While much of the discussion is about high school, I also think it’s worth exploring the social dynamics after high school and into college.  College for many of us on the fringes was a fresh start and a clean slate.  And it was totally liberating.  For me, it was a time to be challenged and to even shine.  The tiny social wading pool of high school was now the huge lake of a large public university.  And so the stereotypical five or six cliques in high school bled into hundreds of diverse social groups and clubs in college.  There really was Something for Everybody (a terrific album btw, but alas, I’m dating myself!)

The friends I made in college remain friends for life.  But I also think it was precisely because many of us had so much in common that we became such good friends.  We might have all mutually self-selected each other.  In college, I was still kind of shy and nerdy and lived in the dorms.  I wasn’t interested in ”rushing” or joining the Greek system because I knew I’d get weeded out early on.  So, all of my closest friends also ended up living in the dorms too.  And while we weren’t anti-fraternity or sorority, we definitely weren’t interested in running that particular gauntlet, despite certain attractive perks and benefits like epic parties, free flowing booze, and an instant social life with a systemized network of friends.

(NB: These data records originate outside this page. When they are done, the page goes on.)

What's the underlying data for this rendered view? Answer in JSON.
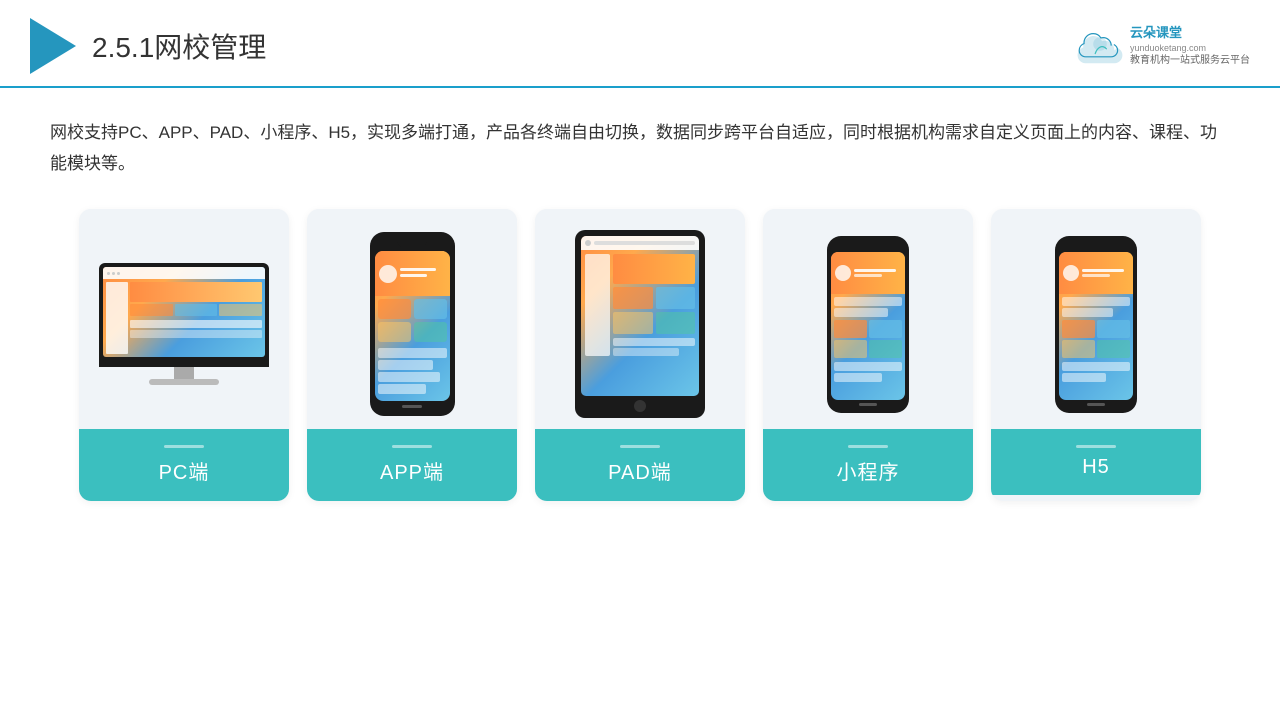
{
  "header": {
    "title": "2.5.1网校管理",
    "title_num": "2.5.1",
    "title_text": "网校管理",
    "logo_brand": "云朵课堂",
    "logo_url": "yunduoketang.com",
    "logo_slogan_line1": "教育机构一站",
    "logo_slogan_line2": "式服务云平台"
  },
  "description": {
    "text": "网校支持PC、APP、PAD、小程序、H5，实现多端打通，产品各终端自由切换，数据同步跨平台自适应，同时根据机构需求自定义页面上的内容、课程、功能模块等。"
  },
  "cards": [
    {
      "id": "pc",
      "label": "PC端"
    },
    {
      "id": "app",
      "label": "APP端"
    },
    {
      "id": "pad",
      "label": "PAD端"
    },
    {
      "id": "miniprogram",
      "label": "小程序"
    },
    {
      "id": "h5",
      "label": "H5"
    }
  ],
  "colors": {
    "accent": "#3bbfbf",
    "header_line": "#1a9fcb",
    "logo_color": "#2596be",
    "card_bg": "#f0f4f8"
  }
}
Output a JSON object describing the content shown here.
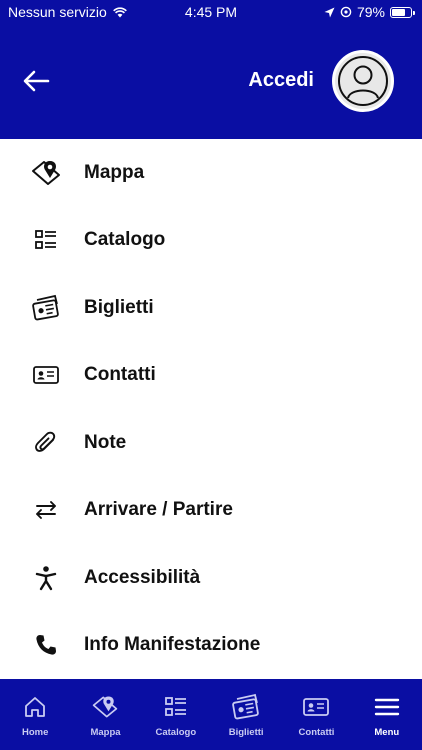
{
  "status_bar": {
    "carrier": "Nessun servizio",
    "time": "4:45 PM",
    "battery": "79%",
    "battery_level": 0.79
  },
  "header": {
    "login_label": "Accedi",
    "back_icon": "arrow-left-icon",
    "avatar_icon": "user-avatar-icon"
  },
  "menu": {
    "items": [
      {
        "label": "Mappa",
        "icon": "map-pin-icon"
      },
      {
        "label": "Catalogo",
        "icon": "list-icon"
      },
      {
        "label": "Biglietti",
        "icon": "tickets-icon"
      },
      {
        "label": "Contatti",
        "icon": "contact-card-icon"
      },
      {
        "label": "Note",
        "icon": "paperclip-icon"
      },
      {
        "label": "Arrivare / Partire",
        "icon": "swap-arrows-icon"
      },
      {
        "label": "Accessibilità",
        "icon": "accessibility-icon"
      },
      {
        "label": "Info Manifestazione",
        "icon": "phone-icon"
      }
    ]
  },
  "tabbar": {
    "tabs": [
      {
        "label": "Home",
        "icon": "home-icon"
      },
      {
        "label": "Mappa",
        "icon": "map-pin-icon"
      },
      {
        "label": "Catalogo",
        "icon": "list-icon"
      },
      {
        "label": "Biglietti",
        "icon": "tickets-icon"
      },
      {
        "label": "Contatti",
        "icon": "contact-card-icon"
      },
      {
        "label": "Menu",
        "icon": "hamburger-icon"
      }
    ],
    "active": "Menu"
  },
  "colors": {
    "brand": "#0a0ea3",
    "tab_inactive": "#c9cbf2",
    "tab_active": "#ffffff"
  }
}
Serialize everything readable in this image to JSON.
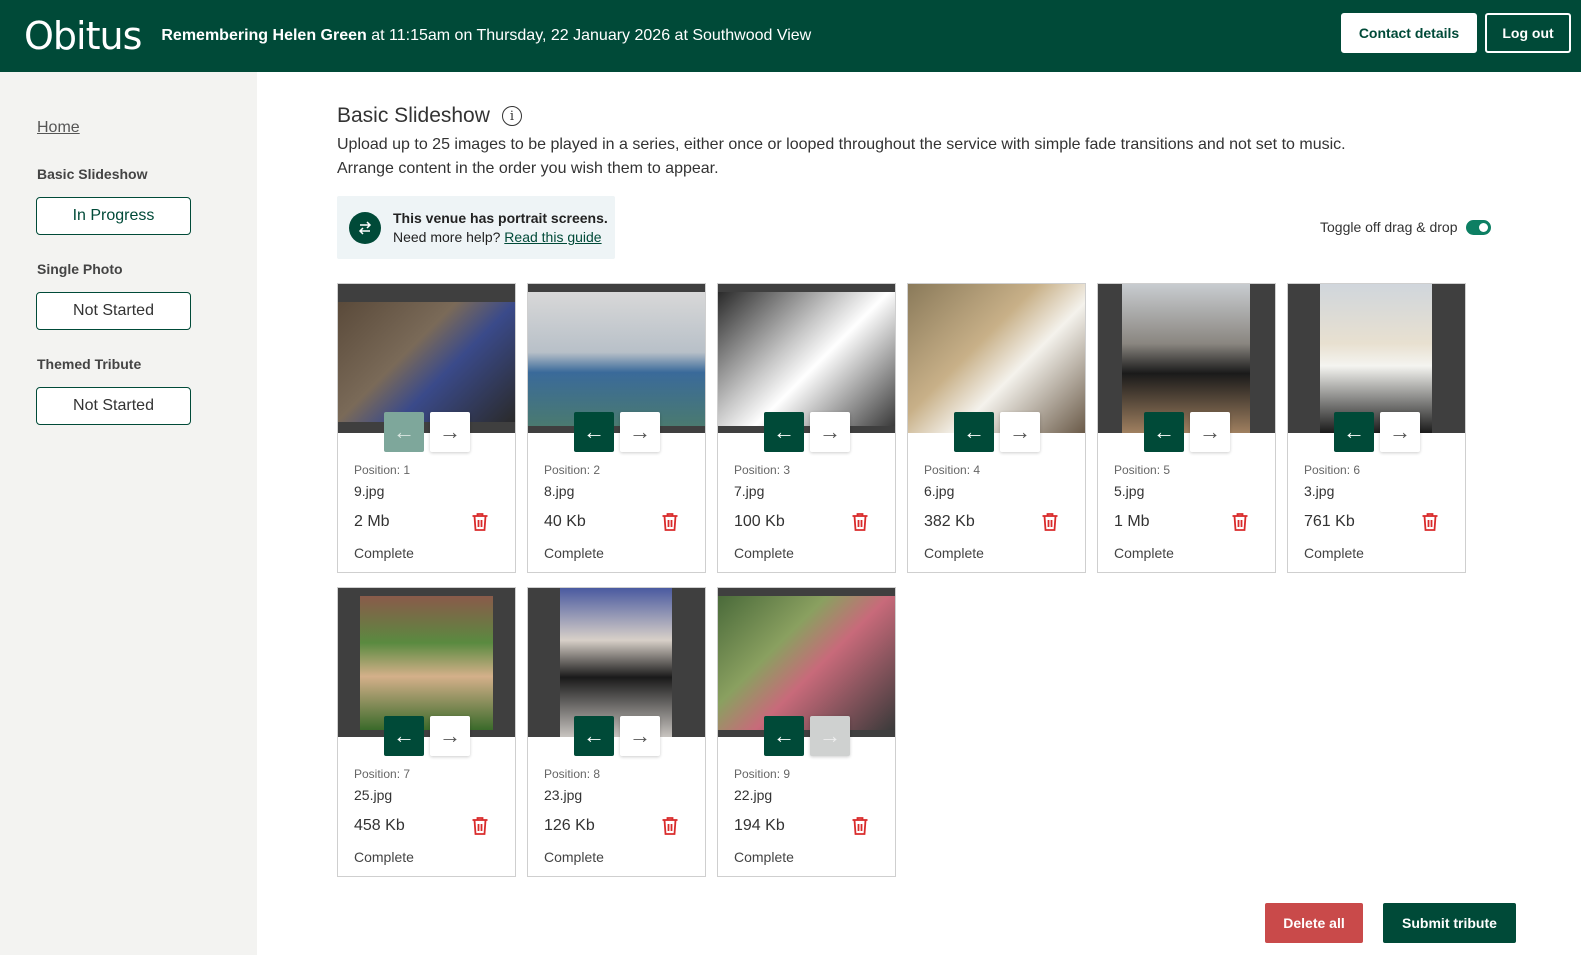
{
  "header": {
    "logo": "Obitus",
    "title_bold": "Remembering Helen Green",
    "title_rest": " at 11:15am on Thursday, 22 January 2026 at Southwood View",
    "contact_label": "Contact details",
    "logout_label": "Log out"
  },
  "sidebar": {
    "home": "Home",
    "sections": [
      {
        "label": "Basic Slideshow",
        "status": "In Progress"
      },
      {
        "label": "Single Photo",
        "status": "Not Started"
      },
      {
        "label": "Themed Tribute",
        "status": "Not Started"
      }
    ]
  },
  "main": {
    "title": "Basic Slideshow",
    "info_glyph": "i",
    "desc_line1": "Upload up to 25 images to be played in a series, either once or looped throughout the service with simple fade transitions and not set to music.",
    "desc_line2": "Arrange content in the order you wish them to appear.",
    "notice_title": "This venue has portrait screens.",
    "notice_help": "Need more help?",
    "notice_link": "Read this guide",
    "toggle_label": "Toggle off drag & drop",
    "toggle_on": true
  },
  "cards": [
    {
      "position": "Position: 1",
      "file": "9.jpg",
      "size": "2 Mb",
      "status": "Complete",
      "left_disabled": true,
      "right_disabled": false
    },
    {
      "position": "Position: 2",
      "file": "8.jpg",
      "size": "40 Kb",
      "status": "Complete",
      "left_disabled": false,
      "right_disabled": false
    },
    {
      "position": "Position: 3",
      "file": "7.jpg",
      "size": "100 Kb",
      "status": "Complete",
      "left_disabled": false,
      "right_disabled": false
    },
    {
      "position": "Position: 4",
      "file": "6.jpg",
      "size": "382 Kb",
      "status": "Complete",
      "left_disabled": false,
      "right_disabled": false
    },
    {
      "position": "Position: 5",
      "file": "5.jpg",
      "size": "1 Mb",
      "status": "Complete",
      "left_disabled": false,
      "right_disabled": false
    },
    {
      "position": "Position: 6",
      "file": "3.jpg",
      "size": "761 Kb",
      "status": "Complete",
      "left_disabled": false,
      "right_disabled": false
    },
    {
      "position": "Position: 7",
      "file": "25.jpg",
      "size": "458 Kb",
      "status": "Complete",
      "left_disabled": false,
      "right_disabled": false
    },
    {
      "position": "Position: 8",
      "file": "23.jpg",
      "size": "126 Kb",
      "status": "Complete",
      "left_disabled": false,
      "right_disabled": false
    },
    {
      "position": "Position: 9",
      "file": "22.jpg",
      "size": "194 Kb",
      "status": "Complete",
      "left_disabled": false,
      "right_disabled": true
    }
  ],
  "icons": {
    "left_arrow": "arrow-left-icon",
    "right_arrow": "arrow-right-icon",
    "trash": "trash-icon",
    "swap": "swap-icon",
    "info": "info-icon"
  },
  "colors": {
    "brand": "#004a38",
    "danger": "#c94a4a",
    "trash": "#d92b2b",
    "toggle": "#0d7f63"
  },
  "footer": {
    "delete_all": "Delete all",
    "submit": "Submit tribute"
  }
}
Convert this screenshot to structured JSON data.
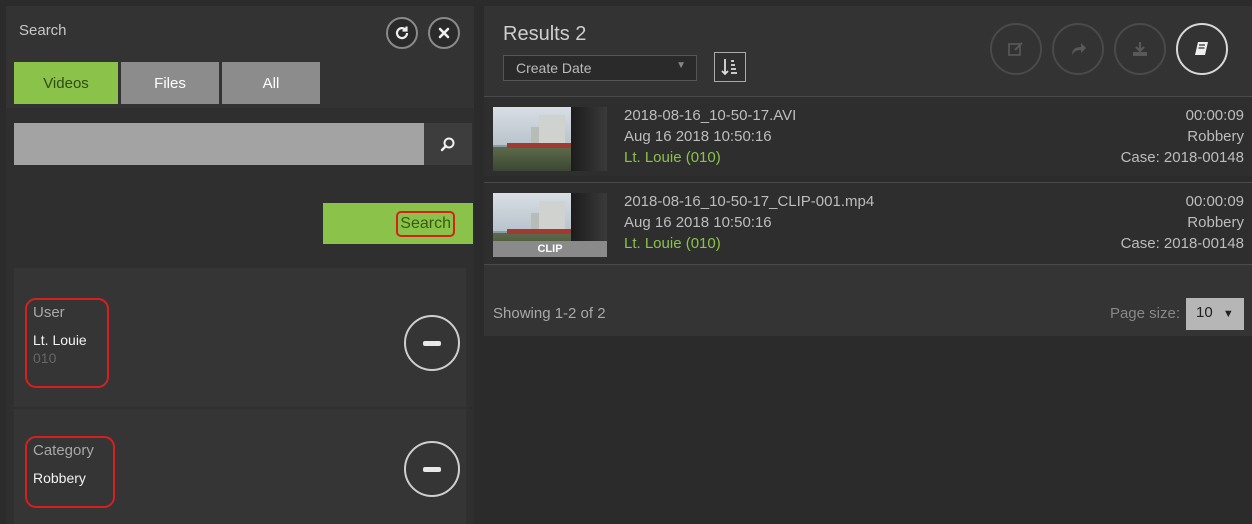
{
  "search_panel": {
    "title": "Search",
    "tabs": [
      {
        "label": "Videos",
        "active": true
      },
      {
        "label": "Files",
        "active": false
      },
      {
        "label": "All",
        "active": false
      }
    ],
    "search_input": {
      "value": "",
      "placeholder": ""
    },
    "search_button_label": "Search",
    "filters": [
      {
        "label": "User",
        "value": "Lt. Louie",
        "sub": "010"
      },
      {
        "label": "Category",
        "value": "Robbery"
      }
    ]
  },
  "results": {
    "title": "Results 2",
    "sort_by": "Create Date",
    "items": [
      {
        "filename": "2018-08-16_10-50-17.AVI",
        "date": "Aug 16 2018 10:50:16",
        "user": "Lt. Louie (010)",
        "duration": "00:00:09",
        "category": "Robbery",
        "case": "Case: 2018-00148",
        "clip_label": ""
      },
      {
        "filename": "2018-08-16_10-50-17_CLIP-001.mp4",
        "date": "Aug 16 2018 10:50:16",
        "user": "Lt. Louie (010)",
        "duration": "00:00:09",
        "category": "Robbery",
        "case": "Case: 2018-00148",
        "clip_label": "CLIP"
      }
    ],
    "showing": "Showing 1-2 of 2",
    "page_size_label": "Page size:",
    "page_size": "10"
  },
  "icons": {
    "refresh": "refresh-icon",
    "close": "close-icon",
    "search": "search-icon",
    "sort_order": "sort-order-icon",
    "edit": "edit-icon",
    "share": "share-icon",
    "download": "download-icon",
    "book": "book-icon"
  },
  "colors": {
    "accent": "#8bc34a",
    "highlight_box": "#d62020"
  }
}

So I remained a nerd because in my view, the litmus test of who was popular in college (in the traditional sense) was who got involved and joined certain fraternities or sororities.  I can’t say what my college experience would have been like had I been a sorority girl, but I’m sure it would have been radically different.  I’m sure I would have benefited from the strong social ties that Greeks forge amongst themselves (along with a unique set of pressures in terms of booster club donations and joining the right tennis and golf clubs, etc.)

The Greek system is one that is uniquely American, and traces back to the 18th century.  The Phi Beta Kappa Society was the first Greek-letter student society in North America, founded in 1776, at The College of William & Mary in Williamsburg, Virginia.  However, as Phi Beta Kappa developed, it became an academic honor society with membership given as recognition of academic achievement rather than a social selection.  Most standard Greek organizations on today’s American collegiate campuses remain social fraternities and sororities.

And I’m sure you are aware that most/many of our most powerful American politicians, businessmen, writers and thinkers were also part of certain ultra elite secret or senior societies on college campuses, the most famous of which include senior societies like Skull and Bones or Scroll and Key at Yale.  Tap Day is the day where juniors are “tapped” for membership into these secret societies. (Remember The Skulls?  It’s ok, you don’t have to admit you watched it.)

At the end of the day, the data and the theories seem to prove that who you know is equally, if not more important than, what you know.  Although to succeed in life, having both brains as well as savvy social skills is the ultimate killer combination.  Smarts are still necessary to succeed in today’s world, but don’t forget that people skills are just as important.  And most importantly, don’t forget to be kind to everyone around you.

So those of you who were popular should just let yourselves out of the closet.  Don’t worry; we won’t judge you, especially if you were kind and honorable to the rest of us on your way up the ladder.  The real world is actually big enough for all of us.

Oh, I almost forgot to mention that in my opinion, nerds actually make great friends.